YOUR ASSIGNMENT: In the entries below, every line with the string "title" is to be reported.

Web page and app entries:
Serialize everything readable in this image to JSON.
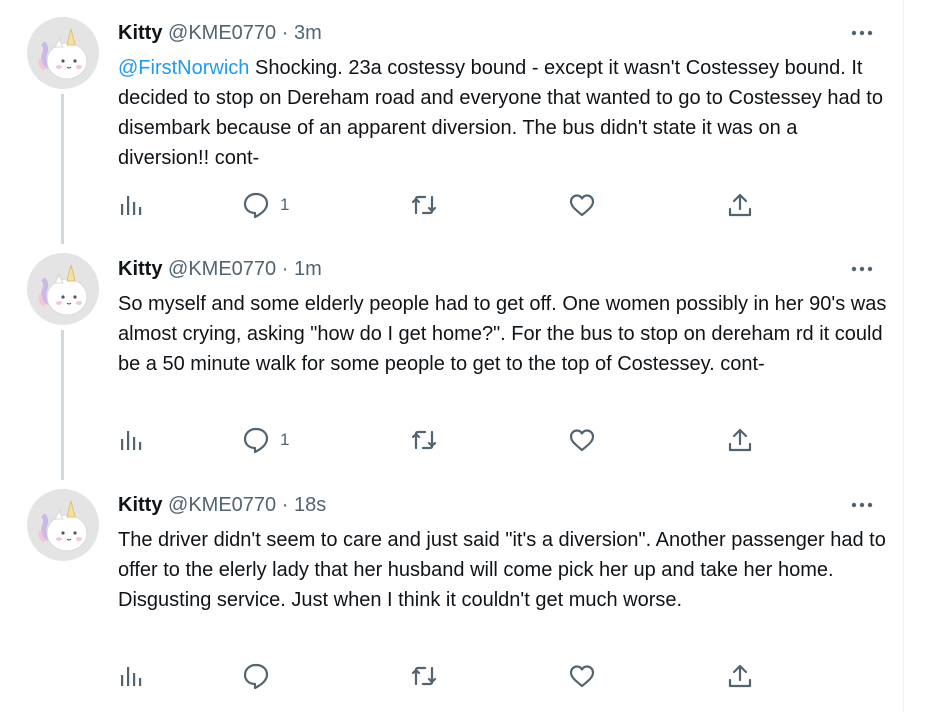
{
  "tweets": [
    {
      "name": "Kitty",
      "handle": "@KME0770",
      "separator": "·",
      "time": "3m",
      "mention": "@FirstNorwich",
      "text": " Shocking. 23a costessy bound - except it wasn't Costessey bound. It decided to stop on Dereham road and everyone that wanted to go to Costessey had to disembark because of an apparent diversion. The bus didn't state it was on a diversion!! cont-",
      "reply_count": "1"
    },
    {
      "name": "Kitty",
      "handle": "@KME0770",
      "separator": "·",
      "time": "1m",
      "mention": "",
      "text": "So myself and some elderly people had to get off. One women possibly in her 90's was almost crying, asking \"how do I get home?\". For the bus to stop on dereham rd it could be a 50 minute walk for some people to get to the top of Costessey. cont-",
      "reply_count": "1"
    },
    {
      "name": "Kitty",
      "handle": "@KME0770",
      "separator": "·",
      "time": "18s",
      "mention": "",
      "text": "The driver didn't seem to care and just said \"it's a diversion\". Another passenger had to offer to the elerly lady that her husband will come pick her up and take her home. Disgusting service. Just when I think it couldn't get much worse.",
      "reply_count": ""
    }
  ],
  "icons": {
    "avatar": "unicorn-avatar",
    "more": "more-icon",
    "analytics": "analytics-icon",
    "reply": "reply-icon",
    "retweet": "retweet-icon",
    "like": "like-icon",
    "share": "share-icon"
  },
  "colors": {
    "accent": "#1d9bf0",
    "secondary_text": "#536471",
    "thread_line": "#cfd9de"
  }
}
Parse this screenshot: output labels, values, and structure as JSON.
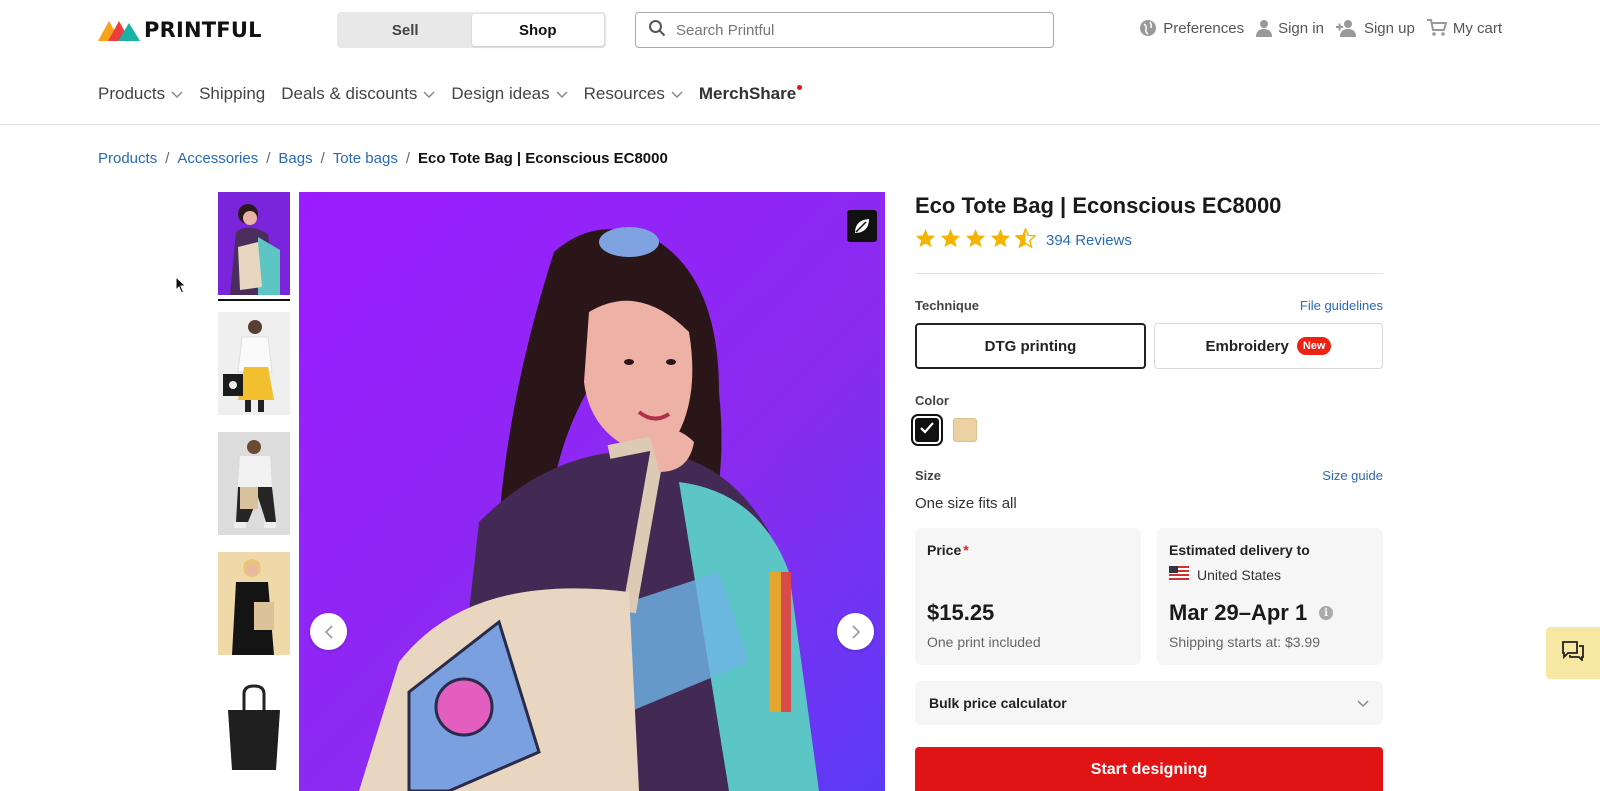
{
  "header": {
    "logo_text": "PRINTFUL",
    "toggle": {
      "sell_label": "Sell",
      "shop_label": "Shop",
      "active": "shop"
    },
    "search": {
      "placeholder": "Search Printful",
      "value": ""
    },
    "user_nav": {
      "preferences_label": "Preferences",
      "sign_in_label": "Sign in",
      "sign_up_label": "Sign up",
      "cart_label": "My cart"
    }
  },
  "main_nav": {
    "products": "Products",
    "shipping": "Shipping",
    "deals": "Deals & discounts",
    "design_ideas": "Design ideas",
    "resources": "Resources",
    "merchshare": "MerchShare"
  },
  "breadcrumb": {
    "items": [
      "Products",
      "Accessories",
      "Bags",
      "Tote bags"
    ],
    "separator": "/",
    "current": "Eco Tote Bag | Econscious EC8000"
  },
  "product": {
    "title": "Eco Tote Bag | Econscious EC8000",
    "rating": 4.5,
    "reviews_label": "394 Reviews",
    "technique": {
      "label": "Technique",
      "guidelines_link": "File guidelines",
      "options": [
        {
          "label": "DTG printing",
          "selected": true
        },
        {
          "label": "Embroidery",
          "badge": "New",
          "selected": false
        }
      ]
    },
    "color": {
      "label": "Color",
      "options": [
        {
          "name": "Black",
          "hex": "#111111",
          "selected": true
        },
        {
          "name": "Natural",
          "hex": "#ecd2a3",
          "selected": false
        }
      ]
    },
    "size": {
      "label": "Size",
      "guide_link": "Size guide",
      "value": "One size fits all"
    },
    "price_card": {
      "title": "Price",
      "required_mark": "*",
      "price": "$15.25",
      "note": "One print included"
    },
    "delivery_card": {
      "title": "Estimated delivery to",
      "country": "United States",
      "dates": "Mar 29–Apr 1",
      "shipping_note": "Shipping starts at: $3.99"
    },
    "bulk_calculator_label": "Bulk price calculator",
    "cta_label": "Start designing"
  },
  "colors": {
    "accent_red": "#e01414",
    "link_blue": "#2a6ab8",
    "star_yellow": "#f5b400",
    "chat_bg": "#f6e7a3"
  },
  "icons": {
    "search": "search-icon",
    "globe": "globe-icon",
    "user": "user-icon",
    "add_user": "add-user-icon",
    "cart": "cart-icon",
    "leaf": "leaf-icon",
    "chat": "chat-icon"
  }
}
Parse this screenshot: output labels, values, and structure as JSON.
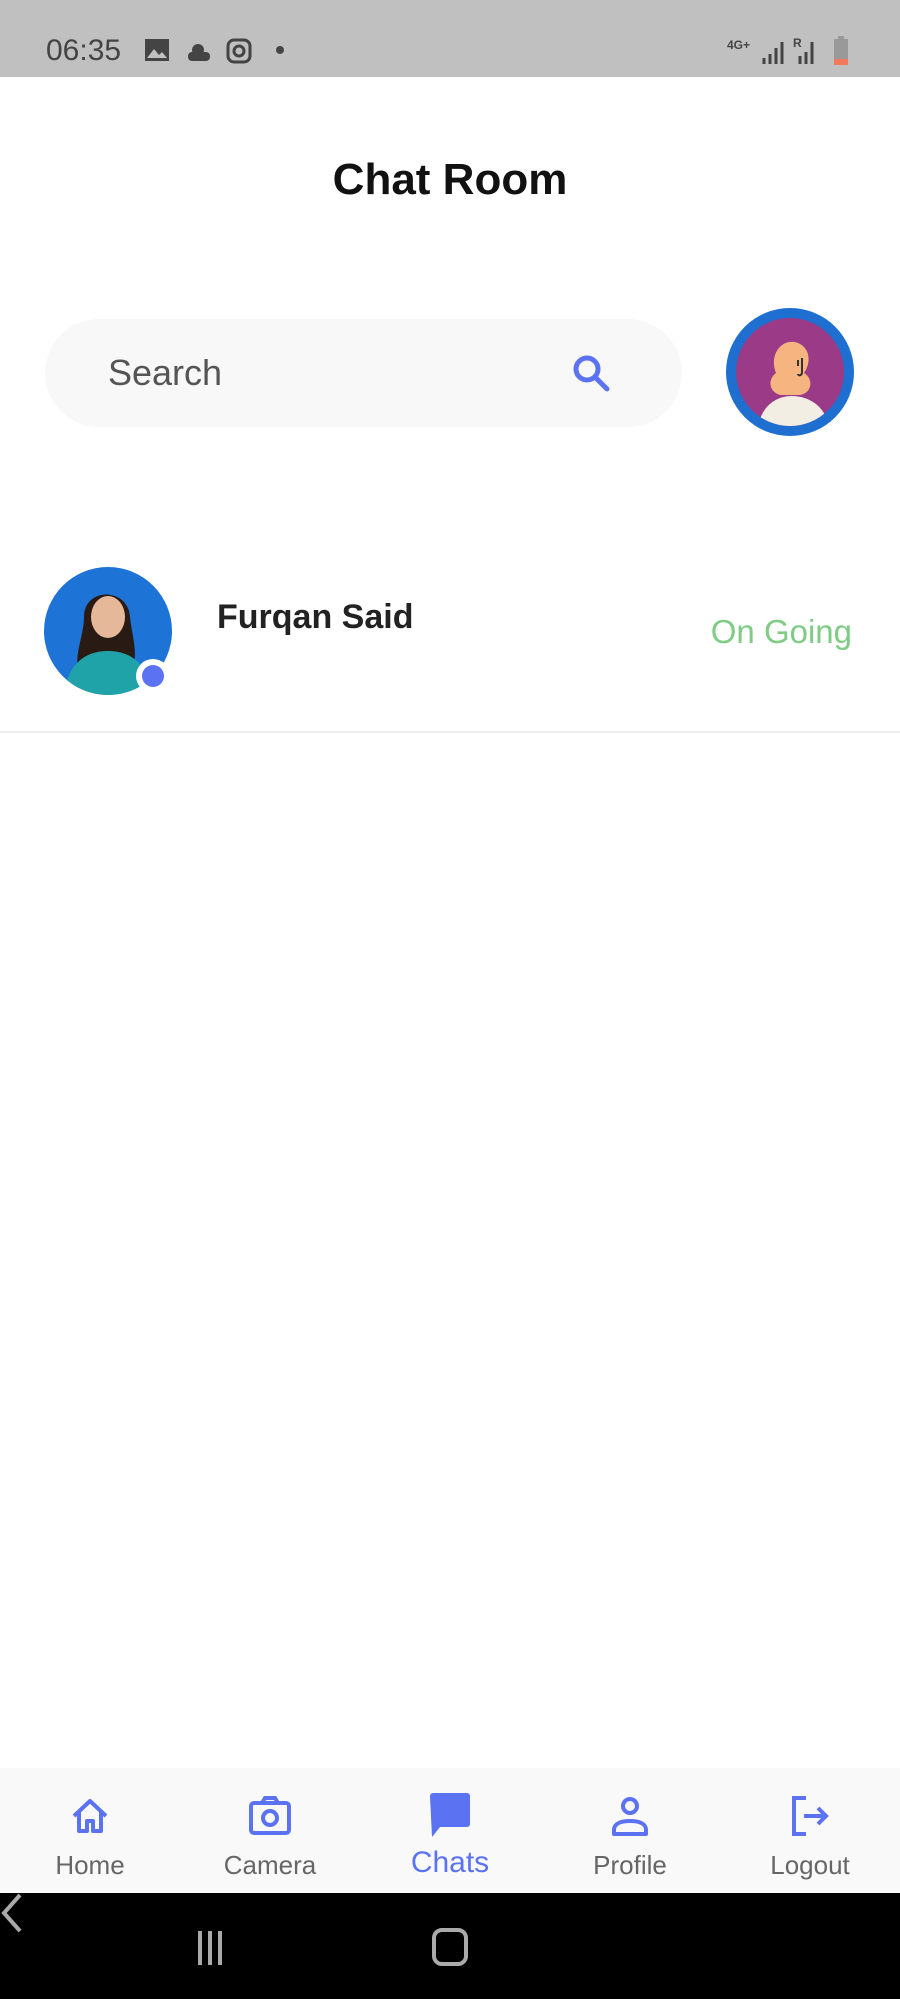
{
  "status_bar": {
    "time": "06:35",
    "network": "4G+",
    "roaming": "R"
  },
  "header": {
    "title": "Chat Room"
  },
  "search": {
    "placeholder": "Search"
  },
  "chats": [
    {
      "name": "Furqan Said",
      "status": "On Going"
    }
  ],
  "nav": {
    "items": [
      {
        "label": "Home"
      },
      {
        "label": "Camera"
      },
      {
        "label": "Chats"
      },
      {
        "label": "Profile"
      },
      {
        "label": "Logout"
      }
    ],
    "active": "Chats"
  },
  "colors": {
    "accent": "#5b72f2",
    "ongoing": "#7fcc84"
  }
}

ANSWER TO THE PROBLEM:
    "title": "Eco Tote Bag | Econscious EC8000",
      "title": "Price",
      "title": "Estimated delivery to",
    "title": "Chat Room"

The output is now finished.